■ What you need to do ■
Given the records below, pull every line with the word "this" into the answer.

■ Supplied information ■
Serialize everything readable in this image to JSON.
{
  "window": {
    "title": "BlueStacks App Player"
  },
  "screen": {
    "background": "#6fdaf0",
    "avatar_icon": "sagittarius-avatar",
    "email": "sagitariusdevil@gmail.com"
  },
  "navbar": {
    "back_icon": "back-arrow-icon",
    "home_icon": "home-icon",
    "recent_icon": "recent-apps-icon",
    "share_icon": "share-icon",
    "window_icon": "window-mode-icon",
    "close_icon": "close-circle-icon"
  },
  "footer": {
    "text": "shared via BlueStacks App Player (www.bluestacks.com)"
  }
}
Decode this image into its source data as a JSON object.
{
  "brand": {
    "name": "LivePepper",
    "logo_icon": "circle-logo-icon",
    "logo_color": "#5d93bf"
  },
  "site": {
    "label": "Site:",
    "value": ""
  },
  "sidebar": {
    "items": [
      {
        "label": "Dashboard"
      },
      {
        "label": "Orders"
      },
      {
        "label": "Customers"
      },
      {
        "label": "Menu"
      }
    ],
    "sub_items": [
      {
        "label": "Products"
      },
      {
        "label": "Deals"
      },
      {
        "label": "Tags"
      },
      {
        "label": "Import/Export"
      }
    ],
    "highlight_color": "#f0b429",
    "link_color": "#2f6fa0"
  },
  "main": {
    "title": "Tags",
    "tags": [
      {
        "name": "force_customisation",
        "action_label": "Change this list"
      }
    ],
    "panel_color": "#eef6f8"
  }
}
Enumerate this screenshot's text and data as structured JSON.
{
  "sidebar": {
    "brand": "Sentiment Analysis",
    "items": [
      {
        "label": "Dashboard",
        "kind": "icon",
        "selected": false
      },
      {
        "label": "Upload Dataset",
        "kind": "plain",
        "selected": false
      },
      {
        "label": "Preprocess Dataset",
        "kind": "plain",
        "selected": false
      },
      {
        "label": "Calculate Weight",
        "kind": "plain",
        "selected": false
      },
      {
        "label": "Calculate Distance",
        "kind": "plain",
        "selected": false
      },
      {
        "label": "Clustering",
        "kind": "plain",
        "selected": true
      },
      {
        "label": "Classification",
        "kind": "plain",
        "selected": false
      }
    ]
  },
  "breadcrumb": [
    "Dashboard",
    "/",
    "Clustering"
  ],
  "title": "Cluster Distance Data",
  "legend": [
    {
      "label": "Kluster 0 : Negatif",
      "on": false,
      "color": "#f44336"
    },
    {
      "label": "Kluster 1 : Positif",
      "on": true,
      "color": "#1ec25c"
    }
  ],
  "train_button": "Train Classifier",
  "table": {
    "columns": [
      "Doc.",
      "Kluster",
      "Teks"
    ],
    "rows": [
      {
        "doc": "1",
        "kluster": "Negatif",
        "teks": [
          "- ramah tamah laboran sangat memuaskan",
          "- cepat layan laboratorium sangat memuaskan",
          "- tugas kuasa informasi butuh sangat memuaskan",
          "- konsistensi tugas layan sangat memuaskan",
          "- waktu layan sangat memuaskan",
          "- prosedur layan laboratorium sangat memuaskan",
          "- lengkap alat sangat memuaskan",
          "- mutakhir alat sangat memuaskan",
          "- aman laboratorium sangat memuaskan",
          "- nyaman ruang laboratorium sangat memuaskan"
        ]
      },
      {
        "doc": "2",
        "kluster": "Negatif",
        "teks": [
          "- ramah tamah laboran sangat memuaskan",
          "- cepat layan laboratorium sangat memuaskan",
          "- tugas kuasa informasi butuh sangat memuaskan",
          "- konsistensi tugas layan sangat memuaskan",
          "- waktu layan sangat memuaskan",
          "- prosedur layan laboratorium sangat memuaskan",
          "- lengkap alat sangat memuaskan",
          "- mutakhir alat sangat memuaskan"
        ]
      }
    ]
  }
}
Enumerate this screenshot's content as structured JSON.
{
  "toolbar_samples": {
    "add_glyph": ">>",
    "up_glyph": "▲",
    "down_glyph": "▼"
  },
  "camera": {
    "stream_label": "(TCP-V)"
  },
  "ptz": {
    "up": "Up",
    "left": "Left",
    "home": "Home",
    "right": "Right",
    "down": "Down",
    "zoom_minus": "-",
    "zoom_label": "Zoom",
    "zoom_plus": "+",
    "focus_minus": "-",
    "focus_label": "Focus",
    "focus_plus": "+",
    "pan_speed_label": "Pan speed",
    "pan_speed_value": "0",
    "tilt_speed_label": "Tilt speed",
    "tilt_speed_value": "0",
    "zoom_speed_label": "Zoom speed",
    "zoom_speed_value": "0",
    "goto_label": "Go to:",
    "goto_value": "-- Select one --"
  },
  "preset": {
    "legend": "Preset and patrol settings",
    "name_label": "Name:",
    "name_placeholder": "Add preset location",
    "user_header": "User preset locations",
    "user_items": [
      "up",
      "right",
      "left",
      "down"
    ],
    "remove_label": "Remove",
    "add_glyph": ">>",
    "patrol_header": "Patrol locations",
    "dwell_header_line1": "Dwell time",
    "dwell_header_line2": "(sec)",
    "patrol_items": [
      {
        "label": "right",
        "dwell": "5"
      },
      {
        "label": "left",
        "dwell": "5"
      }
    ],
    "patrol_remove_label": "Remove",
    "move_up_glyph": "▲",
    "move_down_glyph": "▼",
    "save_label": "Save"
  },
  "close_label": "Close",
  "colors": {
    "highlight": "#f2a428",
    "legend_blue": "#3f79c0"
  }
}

■ Written reply ■
Serialize everything readable in this image to JSON.
Decode this image into its source data as a JSON object.
        "action_label": "Change this list"
Enumerate this screenshot's text and data as structured JSON.
Enumerate this screenshot's content as structured JSON.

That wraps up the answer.